The word "simplified" implies here that the intention is not to replace or reinvent the Design Science Research (DSR) methodology already established in academic research. Instead, this interpretation adopts the fundamental components of artifact design from DSR that can serve as a guideline to frame multiple collaborative projects within a unified specific structure. Please follow this simplified methodology for designing artifacts within the COVESA alliance. If you require a research-oriented design, please refer to the corresponding literature on DSR or similar scientific frameworks.

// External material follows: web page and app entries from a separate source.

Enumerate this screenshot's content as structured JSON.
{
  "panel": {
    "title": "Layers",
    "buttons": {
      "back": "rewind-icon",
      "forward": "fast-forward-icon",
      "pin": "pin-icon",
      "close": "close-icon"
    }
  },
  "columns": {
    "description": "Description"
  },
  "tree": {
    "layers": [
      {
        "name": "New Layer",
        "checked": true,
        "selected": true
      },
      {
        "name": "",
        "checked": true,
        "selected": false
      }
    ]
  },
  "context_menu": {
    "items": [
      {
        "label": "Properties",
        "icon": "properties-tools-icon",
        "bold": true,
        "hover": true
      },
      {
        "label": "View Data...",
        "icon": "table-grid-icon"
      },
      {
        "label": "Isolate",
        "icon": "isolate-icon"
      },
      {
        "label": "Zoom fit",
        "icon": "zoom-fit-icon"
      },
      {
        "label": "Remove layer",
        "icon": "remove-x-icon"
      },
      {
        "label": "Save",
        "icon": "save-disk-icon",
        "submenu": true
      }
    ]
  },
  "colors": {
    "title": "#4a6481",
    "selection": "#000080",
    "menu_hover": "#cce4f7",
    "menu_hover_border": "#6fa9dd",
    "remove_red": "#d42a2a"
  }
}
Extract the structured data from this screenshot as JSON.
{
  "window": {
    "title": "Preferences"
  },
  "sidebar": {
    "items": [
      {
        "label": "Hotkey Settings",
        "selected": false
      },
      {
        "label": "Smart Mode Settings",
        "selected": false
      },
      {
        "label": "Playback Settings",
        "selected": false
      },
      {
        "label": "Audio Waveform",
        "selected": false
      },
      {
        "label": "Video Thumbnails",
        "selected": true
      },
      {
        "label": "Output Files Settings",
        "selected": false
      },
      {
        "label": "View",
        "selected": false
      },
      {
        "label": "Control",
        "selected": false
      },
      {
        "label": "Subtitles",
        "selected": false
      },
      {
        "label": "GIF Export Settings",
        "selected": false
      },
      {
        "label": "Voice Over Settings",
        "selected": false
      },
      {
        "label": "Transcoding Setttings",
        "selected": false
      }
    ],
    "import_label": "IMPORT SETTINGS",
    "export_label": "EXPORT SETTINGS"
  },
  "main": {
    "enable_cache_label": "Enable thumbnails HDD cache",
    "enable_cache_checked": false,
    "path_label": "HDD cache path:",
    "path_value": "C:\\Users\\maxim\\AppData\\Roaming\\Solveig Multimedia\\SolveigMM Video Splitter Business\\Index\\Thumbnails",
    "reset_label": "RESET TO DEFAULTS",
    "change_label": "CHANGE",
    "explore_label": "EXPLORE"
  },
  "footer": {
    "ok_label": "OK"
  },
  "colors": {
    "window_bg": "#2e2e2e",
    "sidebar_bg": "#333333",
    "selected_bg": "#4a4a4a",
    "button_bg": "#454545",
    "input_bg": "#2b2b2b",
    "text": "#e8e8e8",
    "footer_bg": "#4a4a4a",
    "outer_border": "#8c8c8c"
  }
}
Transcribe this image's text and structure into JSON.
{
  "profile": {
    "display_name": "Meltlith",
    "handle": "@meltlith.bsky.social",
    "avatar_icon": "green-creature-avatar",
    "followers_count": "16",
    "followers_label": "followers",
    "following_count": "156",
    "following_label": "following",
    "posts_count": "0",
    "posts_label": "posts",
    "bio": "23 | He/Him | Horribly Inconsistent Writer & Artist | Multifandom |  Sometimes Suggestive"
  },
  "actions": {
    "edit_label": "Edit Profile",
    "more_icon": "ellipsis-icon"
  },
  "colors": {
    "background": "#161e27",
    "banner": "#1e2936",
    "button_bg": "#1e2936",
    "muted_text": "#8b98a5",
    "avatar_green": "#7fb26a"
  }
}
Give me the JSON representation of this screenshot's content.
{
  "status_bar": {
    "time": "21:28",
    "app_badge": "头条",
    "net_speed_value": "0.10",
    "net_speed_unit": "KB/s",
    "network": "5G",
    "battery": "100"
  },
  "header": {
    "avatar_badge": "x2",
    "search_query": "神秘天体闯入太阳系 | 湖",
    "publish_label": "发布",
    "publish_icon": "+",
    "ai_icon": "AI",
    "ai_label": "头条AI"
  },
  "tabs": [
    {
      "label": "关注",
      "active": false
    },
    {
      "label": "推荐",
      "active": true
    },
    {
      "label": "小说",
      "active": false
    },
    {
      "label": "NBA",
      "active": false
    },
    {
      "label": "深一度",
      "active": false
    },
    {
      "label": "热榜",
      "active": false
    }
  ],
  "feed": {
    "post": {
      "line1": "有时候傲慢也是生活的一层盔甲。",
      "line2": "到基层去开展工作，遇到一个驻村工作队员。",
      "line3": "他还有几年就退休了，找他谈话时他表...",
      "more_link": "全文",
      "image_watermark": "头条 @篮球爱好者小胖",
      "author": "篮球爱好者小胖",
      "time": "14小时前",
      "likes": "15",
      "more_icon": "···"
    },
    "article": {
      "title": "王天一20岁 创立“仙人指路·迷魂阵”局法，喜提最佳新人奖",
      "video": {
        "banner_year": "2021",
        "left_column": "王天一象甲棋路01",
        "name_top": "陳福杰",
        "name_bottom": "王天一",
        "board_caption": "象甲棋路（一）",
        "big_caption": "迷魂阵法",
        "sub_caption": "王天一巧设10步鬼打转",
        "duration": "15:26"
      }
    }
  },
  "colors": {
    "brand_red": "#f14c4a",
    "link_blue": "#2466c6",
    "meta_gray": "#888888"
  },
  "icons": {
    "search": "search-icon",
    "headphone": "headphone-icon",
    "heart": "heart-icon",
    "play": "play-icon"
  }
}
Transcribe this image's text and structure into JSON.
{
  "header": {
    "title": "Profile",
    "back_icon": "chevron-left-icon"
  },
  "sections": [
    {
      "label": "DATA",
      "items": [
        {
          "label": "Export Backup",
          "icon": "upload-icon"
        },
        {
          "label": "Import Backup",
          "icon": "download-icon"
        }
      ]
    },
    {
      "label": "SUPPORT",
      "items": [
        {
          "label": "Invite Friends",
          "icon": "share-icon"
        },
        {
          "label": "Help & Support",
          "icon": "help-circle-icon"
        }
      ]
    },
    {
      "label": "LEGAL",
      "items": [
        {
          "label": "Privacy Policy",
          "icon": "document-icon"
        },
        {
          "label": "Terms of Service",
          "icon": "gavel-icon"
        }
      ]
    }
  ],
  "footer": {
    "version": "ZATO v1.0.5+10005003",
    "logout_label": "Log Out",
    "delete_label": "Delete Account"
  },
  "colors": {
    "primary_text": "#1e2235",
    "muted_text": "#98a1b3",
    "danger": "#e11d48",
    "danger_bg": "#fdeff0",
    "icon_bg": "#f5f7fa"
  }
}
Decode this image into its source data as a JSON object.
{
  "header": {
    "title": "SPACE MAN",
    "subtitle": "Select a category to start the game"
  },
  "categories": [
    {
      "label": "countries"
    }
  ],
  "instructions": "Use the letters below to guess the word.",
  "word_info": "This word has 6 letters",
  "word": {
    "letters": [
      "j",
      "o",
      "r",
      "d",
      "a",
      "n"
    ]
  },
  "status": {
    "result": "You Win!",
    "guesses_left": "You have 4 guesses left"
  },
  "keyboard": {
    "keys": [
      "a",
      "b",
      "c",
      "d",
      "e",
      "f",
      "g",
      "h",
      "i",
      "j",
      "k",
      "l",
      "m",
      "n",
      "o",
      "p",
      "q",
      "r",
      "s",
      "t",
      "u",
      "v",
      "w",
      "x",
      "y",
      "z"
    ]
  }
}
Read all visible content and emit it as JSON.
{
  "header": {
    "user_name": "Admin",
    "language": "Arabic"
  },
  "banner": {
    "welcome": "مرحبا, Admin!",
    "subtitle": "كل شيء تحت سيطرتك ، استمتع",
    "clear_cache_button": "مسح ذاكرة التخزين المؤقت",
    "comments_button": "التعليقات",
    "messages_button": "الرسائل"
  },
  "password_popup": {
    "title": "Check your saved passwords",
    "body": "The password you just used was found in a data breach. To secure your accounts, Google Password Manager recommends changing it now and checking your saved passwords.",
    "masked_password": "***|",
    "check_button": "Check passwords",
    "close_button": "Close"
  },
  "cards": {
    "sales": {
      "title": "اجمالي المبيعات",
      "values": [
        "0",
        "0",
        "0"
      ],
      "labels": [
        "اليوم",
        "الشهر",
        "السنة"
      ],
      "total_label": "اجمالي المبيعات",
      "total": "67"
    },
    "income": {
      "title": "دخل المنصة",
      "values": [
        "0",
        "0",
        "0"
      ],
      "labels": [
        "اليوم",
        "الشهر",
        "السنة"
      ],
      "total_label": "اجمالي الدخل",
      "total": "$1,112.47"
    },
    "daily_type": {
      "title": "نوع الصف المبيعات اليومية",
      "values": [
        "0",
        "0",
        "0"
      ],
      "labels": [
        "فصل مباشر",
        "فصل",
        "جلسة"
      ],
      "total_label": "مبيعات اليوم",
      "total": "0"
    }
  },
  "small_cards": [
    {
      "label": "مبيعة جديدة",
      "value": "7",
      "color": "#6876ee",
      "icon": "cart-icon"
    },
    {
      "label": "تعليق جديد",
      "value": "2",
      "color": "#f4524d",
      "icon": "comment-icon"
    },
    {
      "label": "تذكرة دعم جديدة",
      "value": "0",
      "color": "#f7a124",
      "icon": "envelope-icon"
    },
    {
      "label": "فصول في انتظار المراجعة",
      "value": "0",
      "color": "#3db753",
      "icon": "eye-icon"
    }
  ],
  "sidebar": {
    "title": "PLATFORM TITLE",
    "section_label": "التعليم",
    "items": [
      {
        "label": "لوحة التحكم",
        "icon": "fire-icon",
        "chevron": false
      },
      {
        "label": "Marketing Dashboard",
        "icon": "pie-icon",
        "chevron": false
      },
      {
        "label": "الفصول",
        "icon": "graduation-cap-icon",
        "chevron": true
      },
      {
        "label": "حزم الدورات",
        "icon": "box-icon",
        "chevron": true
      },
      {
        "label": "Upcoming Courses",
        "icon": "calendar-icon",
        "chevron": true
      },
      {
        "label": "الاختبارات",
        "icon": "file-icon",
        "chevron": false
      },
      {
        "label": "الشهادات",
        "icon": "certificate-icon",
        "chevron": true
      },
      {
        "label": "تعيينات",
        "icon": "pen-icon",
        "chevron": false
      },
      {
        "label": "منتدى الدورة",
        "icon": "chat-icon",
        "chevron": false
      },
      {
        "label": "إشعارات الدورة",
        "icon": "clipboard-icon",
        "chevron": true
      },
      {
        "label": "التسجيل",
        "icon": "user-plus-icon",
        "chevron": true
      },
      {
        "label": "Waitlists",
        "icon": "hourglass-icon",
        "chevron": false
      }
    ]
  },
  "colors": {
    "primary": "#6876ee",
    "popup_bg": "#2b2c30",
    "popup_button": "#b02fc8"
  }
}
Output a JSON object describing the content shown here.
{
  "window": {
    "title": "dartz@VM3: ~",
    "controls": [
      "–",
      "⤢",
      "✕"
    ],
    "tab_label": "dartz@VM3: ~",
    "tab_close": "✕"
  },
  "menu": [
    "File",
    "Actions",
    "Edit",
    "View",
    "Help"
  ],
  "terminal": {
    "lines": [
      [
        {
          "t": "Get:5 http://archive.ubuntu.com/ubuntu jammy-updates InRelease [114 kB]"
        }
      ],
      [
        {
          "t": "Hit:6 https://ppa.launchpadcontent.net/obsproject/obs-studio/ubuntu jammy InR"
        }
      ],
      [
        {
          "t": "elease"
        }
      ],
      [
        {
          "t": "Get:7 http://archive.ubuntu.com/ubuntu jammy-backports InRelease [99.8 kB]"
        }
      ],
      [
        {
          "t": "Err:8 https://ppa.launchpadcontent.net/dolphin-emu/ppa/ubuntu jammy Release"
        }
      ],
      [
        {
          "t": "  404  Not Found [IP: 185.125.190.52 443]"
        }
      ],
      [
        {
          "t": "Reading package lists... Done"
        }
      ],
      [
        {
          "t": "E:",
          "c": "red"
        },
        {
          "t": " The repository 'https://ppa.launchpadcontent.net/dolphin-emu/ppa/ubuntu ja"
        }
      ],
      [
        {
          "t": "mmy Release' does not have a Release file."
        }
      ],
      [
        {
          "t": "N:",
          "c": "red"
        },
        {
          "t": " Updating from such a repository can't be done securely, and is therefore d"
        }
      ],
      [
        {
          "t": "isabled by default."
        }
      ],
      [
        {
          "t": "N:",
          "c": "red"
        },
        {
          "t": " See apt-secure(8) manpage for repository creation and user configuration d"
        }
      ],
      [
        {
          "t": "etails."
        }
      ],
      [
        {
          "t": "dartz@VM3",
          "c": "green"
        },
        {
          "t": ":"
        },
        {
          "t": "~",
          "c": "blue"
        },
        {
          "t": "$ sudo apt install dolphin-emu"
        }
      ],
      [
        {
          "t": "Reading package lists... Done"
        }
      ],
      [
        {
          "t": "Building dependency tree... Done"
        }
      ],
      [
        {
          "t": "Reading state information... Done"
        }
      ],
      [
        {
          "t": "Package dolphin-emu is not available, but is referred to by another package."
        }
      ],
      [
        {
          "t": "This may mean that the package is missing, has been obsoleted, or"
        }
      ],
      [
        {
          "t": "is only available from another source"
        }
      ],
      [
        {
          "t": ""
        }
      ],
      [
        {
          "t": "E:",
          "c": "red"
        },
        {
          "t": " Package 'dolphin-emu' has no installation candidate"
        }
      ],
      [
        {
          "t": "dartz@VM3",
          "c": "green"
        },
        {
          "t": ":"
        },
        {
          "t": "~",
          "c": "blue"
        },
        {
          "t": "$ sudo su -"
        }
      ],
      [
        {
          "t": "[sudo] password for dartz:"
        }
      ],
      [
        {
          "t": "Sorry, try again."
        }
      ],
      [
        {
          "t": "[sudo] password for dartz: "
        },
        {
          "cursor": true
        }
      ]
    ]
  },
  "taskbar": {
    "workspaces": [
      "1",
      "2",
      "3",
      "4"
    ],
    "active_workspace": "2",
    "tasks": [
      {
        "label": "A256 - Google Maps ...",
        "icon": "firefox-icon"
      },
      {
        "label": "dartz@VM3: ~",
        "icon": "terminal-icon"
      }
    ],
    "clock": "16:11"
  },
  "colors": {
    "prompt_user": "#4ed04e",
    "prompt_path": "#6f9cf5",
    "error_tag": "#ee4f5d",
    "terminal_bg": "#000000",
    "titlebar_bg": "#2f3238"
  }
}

The term "artifact" may sound too abstract and ambiguous at first. However, it is only a general way to cover multiple possibilities under the same methodology. In practice, this word is replaced with a specific artifact type. Nevertheless, using its generic form is helpful at the initial stages of a project, where the solution's particular shape has yet to be defined. As the list of specific artifacts could be extensive, one can directly link any piece of technology as a subcategory of eight parent types, as described in :
|Description of a structure, a process, or some interaction.|
|Method||Activities that are performed by people in order to accomplish a particular task or solve a problem.|
|Language or Notation||Symbols, rules, or conventions used to represent information or instructions as a formal abstraction of reality.|
|Algorithm||Description of a machine-executable step-by-step procedure or set of rules designed to solve a problem or perform a specific task.|
|Guideline||Suggestion regarding behaviour in a particular situation.|
|Requirements||Statements about a system. They constraint the operational conditions.|
|Pattern||Reusable elements of a design.|
|Metric||Any model that can be used to evaluate aspects of system design.|
The fundamental components of an artifact design form together a clear and well-scoped summary. Following the template suggested in , each workflow at COVESA must target only artefacts with a complete set of design components as follows:
Formulating the design problem
Improve (or solve) a <problem>
by designing an <artifact>
that satisfies <requirements>
in order to achieve <goal(s)>
Bear in mind that specific details of the fundamental components might be unclear at the starting phase of a project. Nevertheless, as the work advances, they must be updated according to the development and aligned with the official releases of an artifact.
*Idea as of 21.11.2023
*Idea as of 21.11.2023
Here comes an specific example of an existing project in COVESA and its associated artefacts.
A. Hevner, S. March, J. Park, and S. Ram, “Design science in information systems research,” MIS Quarterly, vol. 28, no. 1, pp. 75–105, 2004.
S. Gregor and A. Hevner, “Positioning and presenting design science research for maximum impact,” MIS quarterly, pp. 337–355, 2013.
R. J. Wieringa, Design Science Methodology for Information Systems and Software Engineering. Berlin, Heidelberg: Springer Berlin Heidelberg, 2014. doi: 10.1007/978-3-662-43839-8.
P. Offermann, S. Blom, M. Schönherr, and U. Bub, “Artifact Types in Information Systems Design Science – A Literature Review,”
in Global Perspectives on Design Science Research, vol. 6105, R. Winter, J. L. Zhao, and S. Aier, Eds., in Lecture Notes in Computer Science, vol. 6105. , Berlin, Heidelberg: Springer Berlin Heidelberg, 2010, pp. 77–92. doi: 10.1007/978-3-642-13335-0_6.